Last July, the federal agency accepted the Dutch company’s application for trastuzumab duocarmazine, also known as SYD985, an anti-HER2 ADC designed to treat HER2-positive unresectable locally advanced or metastatic breast cancer. The FDA set an expected decision date for May 12.
Now, the agency has rejected the drug in a complete response letter, saying that further unspecified information is needed, according to the biotech's Monday release. Byondis said the request would require time and resources “that extend beyond the current evaluation period,” according to a company release.
The biotech expressed disappointment but plans to continue seeking approval of the lead asset in the EU and the U.K.
"We continue to believe that SYD985 can present a meaningful treatment option for patients living with HER2-positive metastatic breast cancer," Byondis CEO Marco Timmers, Ph.D., said in a May 15 release. "We appreciate the FDA's guidance and support and will carefully evaluate the complete response letter and consider potential next steps."
SYD985 was assessed in a multicenter, open-label, randomized phase 3 trial dubbed TULIP. The study showed a statistically significant improvement over a physician's choice of treatment among 436 patients with pretreated HER2-positive unresectable locally advanced or metastatic breast cancer, according to Byondis.

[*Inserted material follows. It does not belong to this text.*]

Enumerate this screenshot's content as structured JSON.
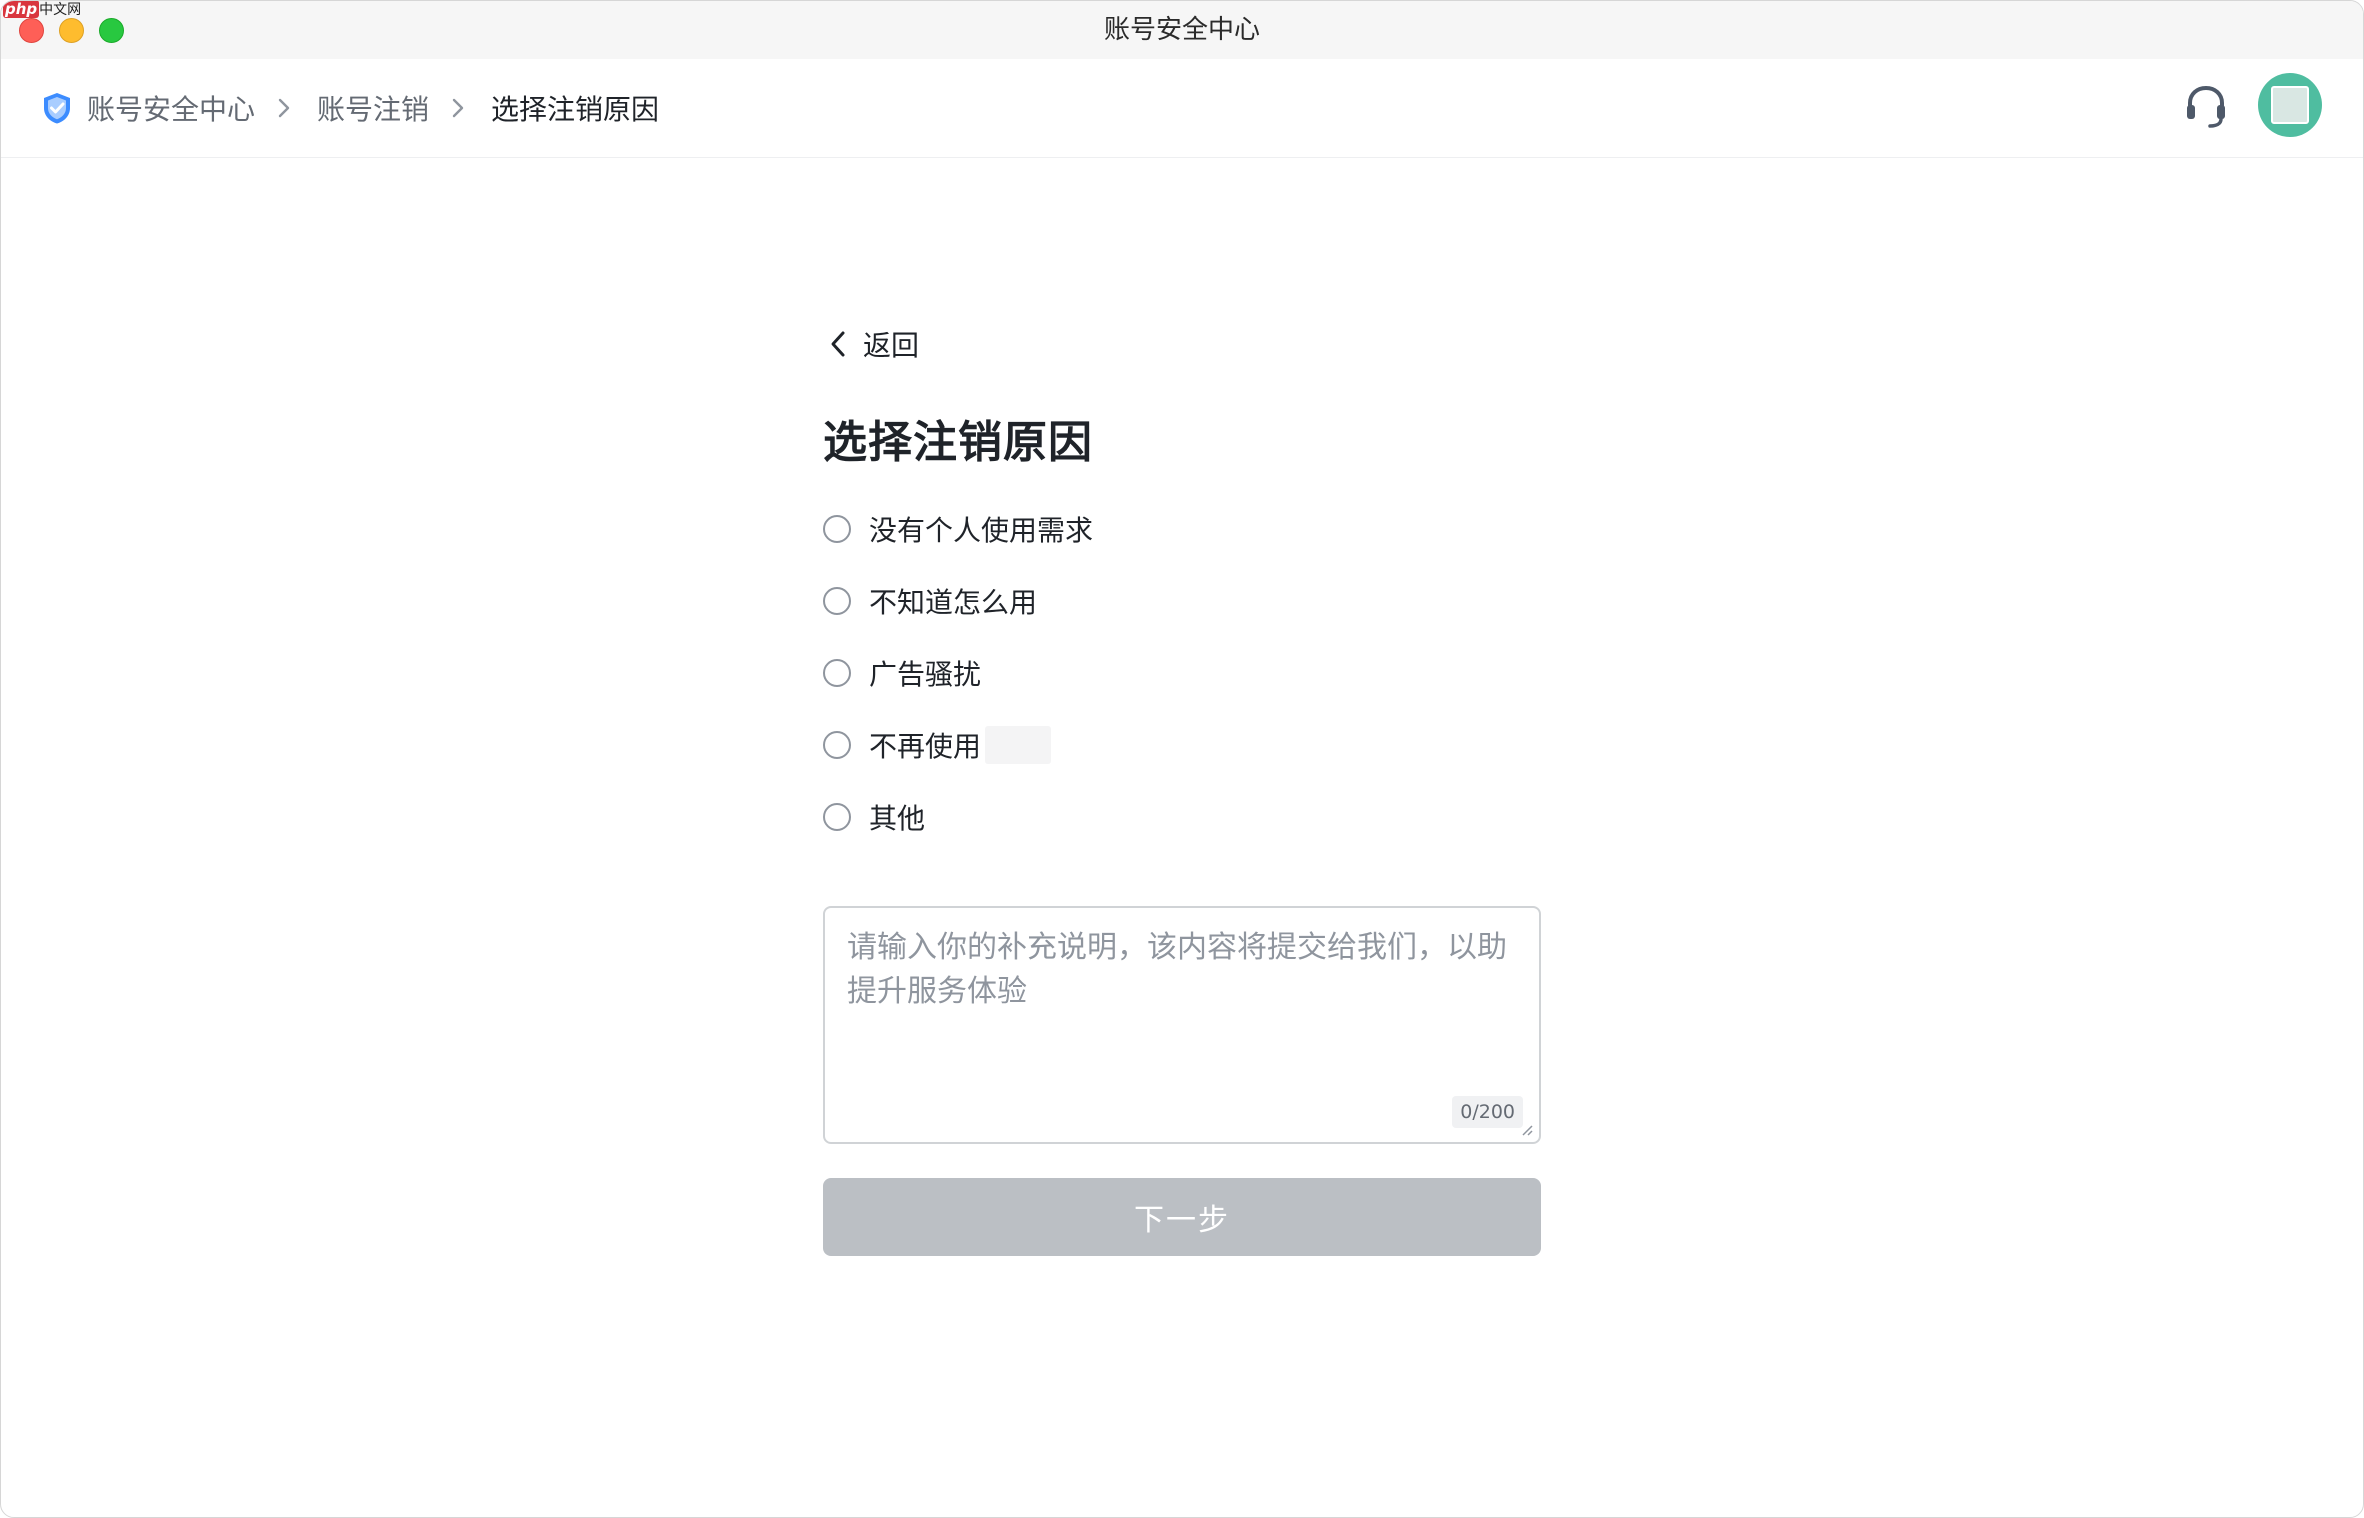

The asset—which received fast-track designation from the FDA in 2018—contains the monoclonal antibody Herceptin and an investigational cleavable linker drug, which can help boost the success of ADC therapies by making tumor cells selectively release the toxin in the therapy.
Byondis is trying to enter a tight market dominated by Big Pharma. In the physicians' choice trial, SYD985 was evaluated against GSK’s Tykerb, Genentech’s Xeloda, Eisai’s Halaven, Roche’s Herceptin and the chemotherapy Navelbine.
The company is also testing out SYD985 in patients with endometrial cancer, efforts that are currently in phase 2 development.